» **WHAT YOU HAVE TO DO**
Every entry must appear in the answer exactly as it does here.

» **Data items**
______________________________

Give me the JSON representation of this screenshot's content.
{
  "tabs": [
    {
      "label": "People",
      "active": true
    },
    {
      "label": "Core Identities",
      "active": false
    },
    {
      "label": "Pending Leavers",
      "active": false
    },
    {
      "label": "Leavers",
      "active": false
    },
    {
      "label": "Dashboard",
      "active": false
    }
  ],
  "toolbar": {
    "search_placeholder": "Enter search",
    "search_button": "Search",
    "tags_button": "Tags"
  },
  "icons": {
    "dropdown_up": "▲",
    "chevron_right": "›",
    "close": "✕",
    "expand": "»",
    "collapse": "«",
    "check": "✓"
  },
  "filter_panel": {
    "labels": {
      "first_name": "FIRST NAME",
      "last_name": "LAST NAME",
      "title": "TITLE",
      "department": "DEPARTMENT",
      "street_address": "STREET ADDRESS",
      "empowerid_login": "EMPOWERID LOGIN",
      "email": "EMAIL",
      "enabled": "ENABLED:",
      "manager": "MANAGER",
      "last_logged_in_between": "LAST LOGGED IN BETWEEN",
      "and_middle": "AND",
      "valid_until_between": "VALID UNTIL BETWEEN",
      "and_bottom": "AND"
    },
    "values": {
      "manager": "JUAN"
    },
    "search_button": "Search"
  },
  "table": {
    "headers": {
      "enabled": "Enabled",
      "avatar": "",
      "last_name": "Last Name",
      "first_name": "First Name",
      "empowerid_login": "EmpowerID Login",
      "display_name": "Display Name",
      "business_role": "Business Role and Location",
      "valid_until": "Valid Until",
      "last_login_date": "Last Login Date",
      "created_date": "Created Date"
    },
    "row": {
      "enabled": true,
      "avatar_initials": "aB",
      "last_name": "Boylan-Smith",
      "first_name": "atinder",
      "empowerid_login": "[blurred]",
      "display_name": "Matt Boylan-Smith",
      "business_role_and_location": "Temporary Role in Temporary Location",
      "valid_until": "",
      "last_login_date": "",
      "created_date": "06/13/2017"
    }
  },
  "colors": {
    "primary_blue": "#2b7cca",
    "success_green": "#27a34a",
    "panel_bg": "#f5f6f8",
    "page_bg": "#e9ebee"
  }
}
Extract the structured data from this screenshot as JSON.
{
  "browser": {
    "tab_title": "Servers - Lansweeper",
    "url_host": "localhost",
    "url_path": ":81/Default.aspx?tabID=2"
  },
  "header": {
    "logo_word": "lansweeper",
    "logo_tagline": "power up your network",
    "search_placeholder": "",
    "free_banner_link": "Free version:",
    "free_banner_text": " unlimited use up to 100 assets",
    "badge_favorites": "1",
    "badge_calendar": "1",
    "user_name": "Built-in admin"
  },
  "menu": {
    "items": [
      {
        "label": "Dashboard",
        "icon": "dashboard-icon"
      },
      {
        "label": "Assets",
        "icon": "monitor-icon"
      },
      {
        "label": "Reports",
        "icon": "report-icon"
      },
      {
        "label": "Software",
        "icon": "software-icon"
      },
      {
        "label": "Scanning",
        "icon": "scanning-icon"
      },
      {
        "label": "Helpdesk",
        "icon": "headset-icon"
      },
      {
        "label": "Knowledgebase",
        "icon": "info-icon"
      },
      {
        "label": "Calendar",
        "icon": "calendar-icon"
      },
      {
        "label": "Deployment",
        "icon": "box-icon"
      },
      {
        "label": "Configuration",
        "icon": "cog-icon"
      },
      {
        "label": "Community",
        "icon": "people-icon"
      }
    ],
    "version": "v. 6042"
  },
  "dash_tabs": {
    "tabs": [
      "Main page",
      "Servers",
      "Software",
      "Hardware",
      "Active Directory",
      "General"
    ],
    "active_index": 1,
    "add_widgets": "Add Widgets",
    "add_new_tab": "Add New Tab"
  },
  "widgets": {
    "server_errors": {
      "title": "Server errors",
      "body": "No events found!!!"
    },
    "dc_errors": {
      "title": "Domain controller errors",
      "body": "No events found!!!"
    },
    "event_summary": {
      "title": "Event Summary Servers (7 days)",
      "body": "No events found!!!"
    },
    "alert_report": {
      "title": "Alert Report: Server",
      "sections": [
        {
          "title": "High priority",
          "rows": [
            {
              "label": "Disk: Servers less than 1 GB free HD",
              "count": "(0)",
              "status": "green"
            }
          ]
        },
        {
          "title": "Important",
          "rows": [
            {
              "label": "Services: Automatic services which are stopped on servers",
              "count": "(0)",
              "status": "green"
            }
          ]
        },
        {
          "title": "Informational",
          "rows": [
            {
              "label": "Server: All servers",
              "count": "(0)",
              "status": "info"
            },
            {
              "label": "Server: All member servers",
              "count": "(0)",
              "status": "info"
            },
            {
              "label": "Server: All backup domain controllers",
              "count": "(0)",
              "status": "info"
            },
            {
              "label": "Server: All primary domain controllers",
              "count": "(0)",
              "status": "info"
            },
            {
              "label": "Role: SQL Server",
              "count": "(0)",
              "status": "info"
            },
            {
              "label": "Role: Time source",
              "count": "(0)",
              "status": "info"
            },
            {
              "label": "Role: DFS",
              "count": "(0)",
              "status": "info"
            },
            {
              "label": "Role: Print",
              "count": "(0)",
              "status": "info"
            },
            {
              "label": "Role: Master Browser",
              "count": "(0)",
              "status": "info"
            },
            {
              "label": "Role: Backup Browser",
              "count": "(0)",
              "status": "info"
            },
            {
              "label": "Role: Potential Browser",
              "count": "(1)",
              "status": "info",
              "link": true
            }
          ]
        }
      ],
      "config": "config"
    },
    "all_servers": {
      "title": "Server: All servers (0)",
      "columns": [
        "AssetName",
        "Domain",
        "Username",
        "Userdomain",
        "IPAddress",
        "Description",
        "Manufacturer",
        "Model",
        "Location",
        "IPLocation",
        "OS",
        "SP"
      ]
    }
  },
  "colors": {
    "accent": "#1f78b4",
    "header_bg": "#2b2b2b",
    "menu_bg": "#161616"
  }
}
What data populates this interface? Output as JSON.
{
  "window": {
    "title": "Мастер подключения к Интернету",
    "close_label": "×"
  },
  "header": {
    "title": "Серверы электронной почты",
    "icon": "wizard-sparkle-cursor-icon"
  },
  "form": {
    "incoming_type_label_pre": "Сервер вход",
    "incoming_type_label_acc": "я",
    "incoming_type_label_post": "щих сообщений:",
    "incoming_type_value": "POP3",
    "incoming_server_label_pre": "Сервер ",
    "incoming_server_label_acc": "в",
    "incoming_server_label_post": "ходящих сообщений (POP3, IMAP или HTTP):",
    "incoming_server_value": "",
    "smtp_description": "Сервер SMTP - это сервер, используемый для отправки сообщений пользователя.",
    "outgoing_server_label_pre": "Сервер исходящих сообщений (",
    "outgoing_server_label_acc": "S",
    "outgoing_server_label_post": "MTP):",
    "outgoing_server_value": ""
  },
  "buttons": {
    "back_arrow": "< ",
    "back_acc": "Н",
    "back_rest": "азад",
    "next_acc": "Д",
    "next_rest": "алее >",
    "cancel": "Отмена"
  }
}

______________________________

» **SOLUTION**
Give me the JSON representation of this screenshot's content.
{
  "tabs": [
    {
      "label": "People",
      "active": true
    },
    {
      "label": "Core Identities",
      "active": false
    },
    {
      "label": "Pending Leavers",
      "active": false
    },
    {
      "label": "Leavers",
      "active": false
    },
    {
      "label": "Dashboard",
      "active": false
    }
  ],
  "toolbar": {
    "search_placeholder": "Enter search",
    "search_button": "Search",
    "tags_button": "Tags"
  },
  "icons": {
    "dropdown_up": "▲",
    "chevron_right": "›",
    "close": "✕",
    "expand": "»",
    "collapse": "«",
    "check": "✓"
  },
  "filter_panel": {
    "labels": {
      "first_name": "FIRST NAME",
      "last_name": "LAST NAME",
      "title": "TITLE",
      "department": "DEPARTMENT",
      "street_address": "STREET ADDRESS",
      "empowerid_login": "EMPOWERID LOGIN",
      "email": "EMAIL",
      "enabled": "ENABLED:",
      "manager": "MANAGER",
      "last_logged_in_between": "LAST LOGGED IN BETWEEN",
      "and_middle": "AND",
      "valid_until_between": "VALID UNTIL BETWEEN",
      "and_bottom": "AND"
    },
    "values": {
      "manager": "JUAN"
    },
    "search_button": "Search"
  },
  "table": {
    "headers": {
      "enabled": "Enabled",
      "avatar": "",
      "last_name": "Last Name",
      "first_name": "First Name",
      "empowerid_login": "EmpowerID Login",
      "display_name": "Display Name",
      "business_role": "Business Role and Location",
      "valid_until": "Valid Until",
      "last_login_date": "Last Login Date",
      "created_date": "Created Date"
    },
    "row": {
      "enabled": true,
      "avatar_initials": "aB",
      "last_name": "Boylan-Smith",
      "first_name": "atinder",
      "empowerid_login": "[blurred]",
      "display_name": "Matt Boylan-Smith",
      "business_role_and_location": "Temporary Role in Temporary Location",
      "valid_until": "",
      "last_login_date": "",
      "created_date": "06/13/2017"
    }
  },
  "colors": {
    "primary_blue": "#2b7cca",
    "success_green": "#27a34a",
    "panel_bg": "#f5f6f8",
    "page_bg": "#e9ebee"
  }
}
Extract the structured data from this screenshot as JSON.
{
  "browser": {
    "tab_title": "Servers - Lansweeper",
    "url_host": "localhost",
    "url_path": ":81/Default.aspx?tabID=2"
  },
  "header": {
    "logo_word": "lansweeper",
    "logo_tagline": "power up your network",
    "search_placeholder": "",
    "free_banner_link": "Free version:",
    "free_banner_text": " unlimited use up to 100 assets",
    "badge_favorites": "1",
    "badge_calendar": "1",
    "user_name": "Built-in admin"
  },
  "menu": {
    "items": [
      {
        "label": "Dashboard",
        "icon": "dashboard-icon"
      },
      {
        "label": "Assets",
        "icon": "monitor-icon"
      },
      {
        "label": "Reports",
        "icon": "report-icon"
      },
      {
        "label": "Software",
        "icon": "software-icon"
      },
      {
        "label": "Scanning",
        "icon": "scanning-icon"
      },
      {
        "label": "Helpdesk",
        "icon": "headset-icon"
      },
      {
        "label": "Knowledgebase",
        "icon": "info-icon"
      },
      {
        "label": "Calendar",
        "icon": "calendar-icon"
      },
      {
        "label": "Deployment",
        "icon": "box-icon"
      },
      {
        "label": "Configuration",
        "icon": "cog-icon"
      },
      {
        "label": "Community",
        "icon": "people-icon"
      }
    ],
    "version": "v. 6042"
  },
  "dash_tabs": {
    "tabs": [
      "Main page",
      "Servers",
      "Software",
      "Hardware",
      "Active Directory",
      "General"
    ],
    "active_index": 1,
    "add_widgets": "Add Widgets",
    "add_new_tab": "Add New Tab"
  },
  "widgets": {
    "server_errors": {
      "title": "Server errors",
      "body": "No events found!!!"
    },
    "dc_errors": {
      "title": "Domain controller errors",
      "body": "No events found!!!"
    },
    "event_summary": {
      "title": "Event Summary Servers (7 days)",
      "body": "No events found!!!"
    },
    "alert_report": {
      "title": "Alert Report: Server",
      "sections": [
        {
          "title": "High priority",
          "rows": [
            {
              "label": "Disk: Servers less than 1 GB free HD",
              "count": "(0)",
              "status": "green"
            }
          ]
        },
        {
          "title": "Important",
          "rows": [
            {
              "label": "Services: Automatic services which are stopped on servers",
              "count": "(0)",
              "status": "green"
            }
          ]
        },
        {
          "title": "Informational",
          "rows": [
            {
              "label": "Server: All servers",
              "count": "(0)",
              "status": "info"
            },
            {
              "label": "Server: All member servers",
              "count": "(0)",
              "status": "info"
            },
            {
              "label": "Server: All backup domain controllers",
              "count": "(0)",
              "status": "info"
            },
            {
              "label": "Server: All primary domain controllers",
              "count": "(0)",
              "status": "info"
            },
            {
              "label": "Role: SQL Server",
              "count": "(0)",
              "status": "info"
            },
            {
              "label": "Role: Time source",
              "count": "(0)",
              "status": "info"
            },
            {
              "label": "Role: DFS",
              "count": "(0)",
              "status": "info"
            },
            {
              "label": "Role: Print",
              "count": "(0)",
              "status": "info"
            },
            {
              "label": "Role: Master Browser",
              "count": "(0)",
              "status": "info"
            },
            {
              "label": "Role: Backup Browser",
              "count": "(0)",
              "status": "info"
            },
            {
              "label": "Role: Potential Browser",
              "count": "(1)",
              "status": "info",
              "link": true
            }
          ]
        }
      ],
      "config": "config"
    },
    "all_servers": {
      "title": "Server: All servers (0)",
      "columns": [
        "AssetName",
        "Domain",
        "Username",
        "Userdomain",
        "IPAddress",
        "Description",
        "Manufacturer",
        "Model",
        "Location",
        "IPLocation",
        "OS",
        "SP"
      ]
    }
  },
  "colors": {
    "accent": "#1f78b4",
    "header_bg": "#2b2b2b",
    "menu_bg": "#161616"
  }
}
What data populates this interface? Output as JSON.
{
  "window": {
    "title": "Мастер подключения к Интернету",
    "close_label": "×"
  },
  "header": {
    "title": "Серверы электронной почты",
    "icon": "wizard-sparkle-cursor-icon"
  },
  "form": {
    "incoming_type_label_pre": "Сервер вход",
    "incoming_type_label_acc": "я",
    "incoming_type_label_post": "щих сообщений:",
    "incoming_type_value": "POP3",
    "incoming_server_label_pre": "Сервер ",
    "incoming_server_label_acc": "в",
    "incoming_server_label_post": "ходящих сообщений (POP3, IMAP или HTTP):",
    "incoming_server_value": "",
    "smtp_description": "Сервер SMTP - это сервер, используемый для отправки сообщений пользователя.",
    "outgoing_server_label_pre": "Сервер исходящих сообщений (",
    "outgoing_server_label_acc": "S",
    "outgoing_server_label_post": "MTP):",
    "outgoing_server_value": ""
  },
  "buttons": {
    "back_arrow": "< ",
    "back_acc": "Н",
    "back_rest": "азад",
    "next_acc": "Д",
    "next_rest": "алее >",
    "cancel": "Отмена"
  }
}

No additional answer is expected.